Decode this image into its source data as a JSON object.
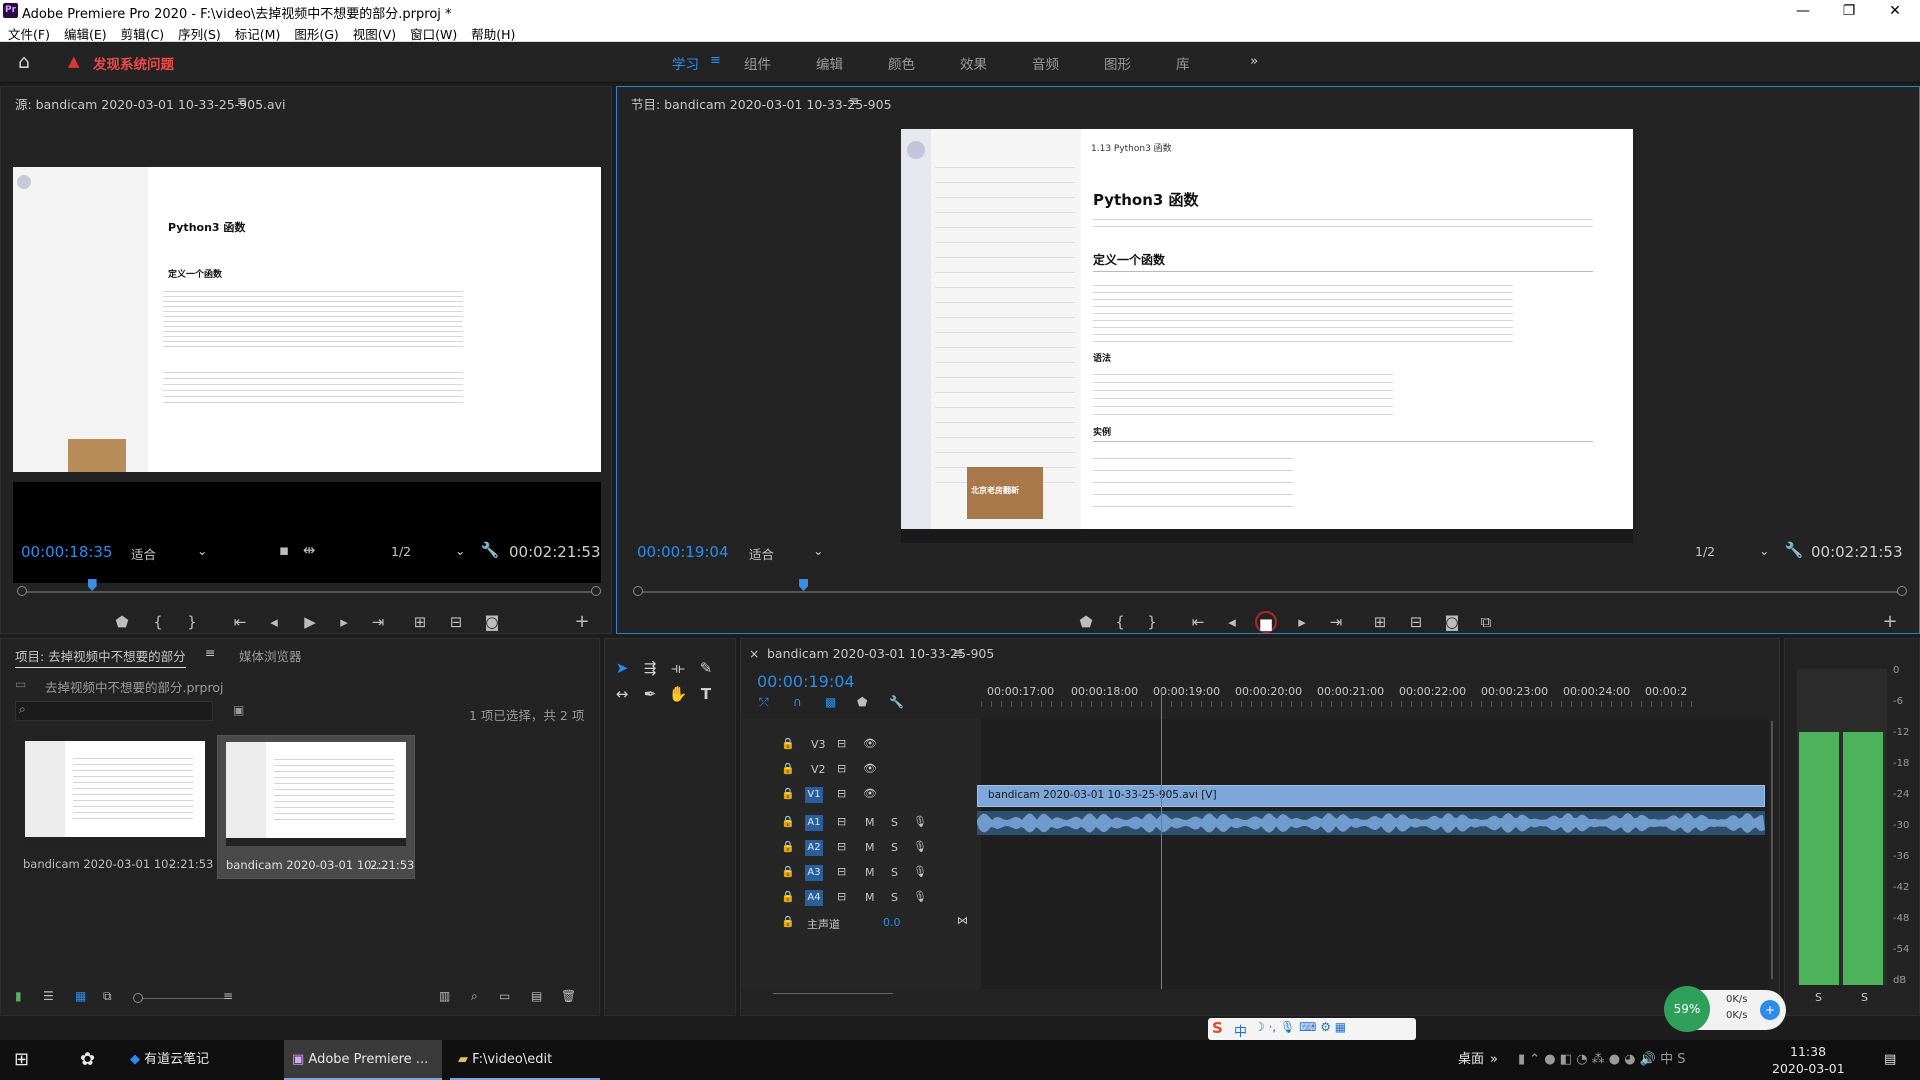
{
  "window": {
    "title": "Adobe Premiere Pro 2020 - F:\\video\\去掉视频中不想要的部分.prproj *",
    "logo": "Pr"
  },
  "menu": [
    "文件(F)",
    "编辑(E)",
    "剪辑(C)",
    "序列(S)",
    "标记(M)",
    "图形(G)",
    "视图(V)",
    "窗口(W)",
    "帮助(H)"
  ],
  "workspace": {
    "alert": "发现系统问题",
    "tabs": [
      "学习",
      "组件",
      "编辑",
      "颜色",
      "效果",
      "音频",
      "图形",
      "库"
    ],
    "active": "学习",
    "more": "»"
  },
  "source": {
    "title": "源: bandicam 2020-03-01 10-33-25-905.avi",
    "timecode": "00:00:18:35",
    "fit": "适合",
    "res": "1/2",
    "duration": "00:02:21:53",
    "playhead_fraction": 0.12
  },
  "program": {
    "title": "节目: bandicam 2020-03-01 10-33-25-905",
    "timecode": "00:00:19:04",
    "fit": "适合",
    "res": "1/2",
    "duration": "00:02:21:53",
    "playhead_fraction": 0.13
  },
  "doc": {
    "heading": "1.13 Python3 函数",
    "h1": "Python3 函数",
    "h2a": "定义一个函数",
    "h2b": "语法",
    "h2c": "实例",
    "book": "北京老房翻新"
  },
  "project": {
    "tab1": "项目: 去掉视频中不想要的部分",
    "tab2": "媒体浏览器",
    "file": "去掉视频中不想要的部分.prproj",
    "selection": "1 项已选择，共 2 项",
    "items": [
      {
        "name": "bandicam 2020-03-01 10-...",
        "dur": "2:21:53"
      },
      {
        "name": "bandicam 2020-03-01 10-...",
        "dur": "2:21:53"
      }
    ]
  },
  "timeline": {
    "tab": "bandicam 2020-03-01 10-33-25-905",
    "timecode": "00:00:19:04",
    "ruler": [
      "00:00:17:00",
      "00:00:18:00",
      "00:00:19:00",
      "00:00:20:00",
      "00:00:21:00",
      "00:00:22:00",
      "00:00:23:00",
      "00:00:24:00",
      "00:00:2"
    ],
    "video_tracks": [
      "V3",
      "V2",
      "V1"
    ],
    "audio_tracks": [
      "A1",
      "A2",
      "A3",
      "A4"
    ],
    "master_label": "主声道",
    "master_val": "0.0",
    "clip": "bandicam 2020-03-01 10-33-25-905.avi [V]"
  },
  "meter": {
    "scale": [
      "0",
      "-6",
      "-12",
      "-18",
      "-24",
      "-30",
      "-36",
      "-42",
      "-48",
      "-54",
      "dB"
    ],
    "solo": [
      "S",
      "S"
    ],
    "level_fraction": 0.8
  },
  "netwidget": {
    "pct": "59%",
    "up": "0K/s",
    "down": "0K/s"
  },
  "taskbar": {
    "items": [
      "有道云笔记",
      "Adobe Premiere ...",
      "F:\\video\\edit"
    ],
    "desktop": "桌面",
    "time": "11:38",
    "date": "2020-03-01",
    "ime": "中"
  }
}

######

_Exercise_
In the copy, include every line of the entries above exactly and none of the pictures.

_Solution for this exercise_
Decode this image into its source data as a JSON object.
{
  "window": {
    "title": "Adobe Premiere Pro 2020 - F:\\video\\去掉视频中不想要的部分.prproj *",
    "logo": "Pr"
  },
  "menu": [
    "文件(F)",
    "编辑(E)",
    "剪辑(C)",
    "序列(S)",
    "标记(M)",
    "图形(G)",
    "视图(V)",
    "窗口(W)",
    "帮助(H)"
  ],
  "workspace": {
    "alert": "发现系统问题",
    "tabs": [
      "学习",
      "组件",
      "编辑",
      "颜色",
      "效果",
      "音频",
      "图形",
      "库"
    ],
    "active": "学习",
    "more": "»"
  },
  "source": {
    "title": "源: bandicam 2020-03-01 10-33-25-905.avi",
    "timecode": "00:00:18:35",
    "fit": "适合",
    "res": "1/2",
    "duration": "00:02:21:53",
    "playhead_fraction": 0.12
  },
  "program": {
    "title": "节目: bandicam 2020-03-01 10-33-25-905",
    "timecode": "00:00:19:04",
    "fit": "适合",
    "res": "1/2",
    "duration": "00:02:21:53",
    "playhead_fraction": 0.13
  },
  "doc": {
    "heading": "1.13 Python3 函数",
    "h1": "Python3 函数",
    "h2a": "定义一个函数",
    "h2b": "语法",
    "h2c": "实例",
    "book": "北京老房翻新"
  },
  "project": {
    "tab1": "项目: 去掉视频中不想要的部分",
    "tab2": "媒体浏览器",
    "file": "去掉视频中不想要的部分.prproj",
    "selection": "1 项已选择，共 2 项",
    "items": [
      {
        "name": "bandicam 2020-03-01 10-...",
        "dur": "2:21:53"
      },
      {
        "name": "bandicam 2020-03-01 10-...",
        "dur": "2:21:53"
      }
    ]
  },
  "timeline": {
    "tab": "bandicam 2020-03-01 10-33-25-905",
    "timecode": "00:00:19:04",
    "ruler": [
      "00:00:17:00",
      "00:00:18:00",
      "00:00:19:00",
      "00:00:20:00",
      "00:00:21:00",
      "00:00:22:00",
      "00:00:23:00",
      "00:00:24:00",
      "00:00:2"
    ],
    "video_tracks": [
      "V3",
      "V2",
      "V1"
    ],
    "audio_tracks": [
      "A1",
      "A2",
      "A3",
      "A4"
    ],
    "master_label": "主声道",
    "master_val": "0.0",
    "clip": "bandicam 2020-03-01 10-33-25-905.avi [V]"
  },
  "meter": {
    "scale": [
      "0",
      "-6",
      "-12",
      "-18",
      "-24",
      "-30",
      "-36",
      "-42",
      "-48",
      "-54",
      "dB"
    ],
    "solo": [
      "S",
      "S"
    ],
    "level_fraction": 0.8
  },
  "netwidget": {
    "pct": "59%",
    "up": "0K/s",
    "down": "0K/s"
  },
  "taskbar": {
    "items": [
      "有道云笔记",
      "Adobe Premiere ...",
      "F:\\video\\edit"
    ],
    "desktop": "桌面",
    "time": "11:38",
    "date": "2020-03-01",
    "ime": "中"
  }
}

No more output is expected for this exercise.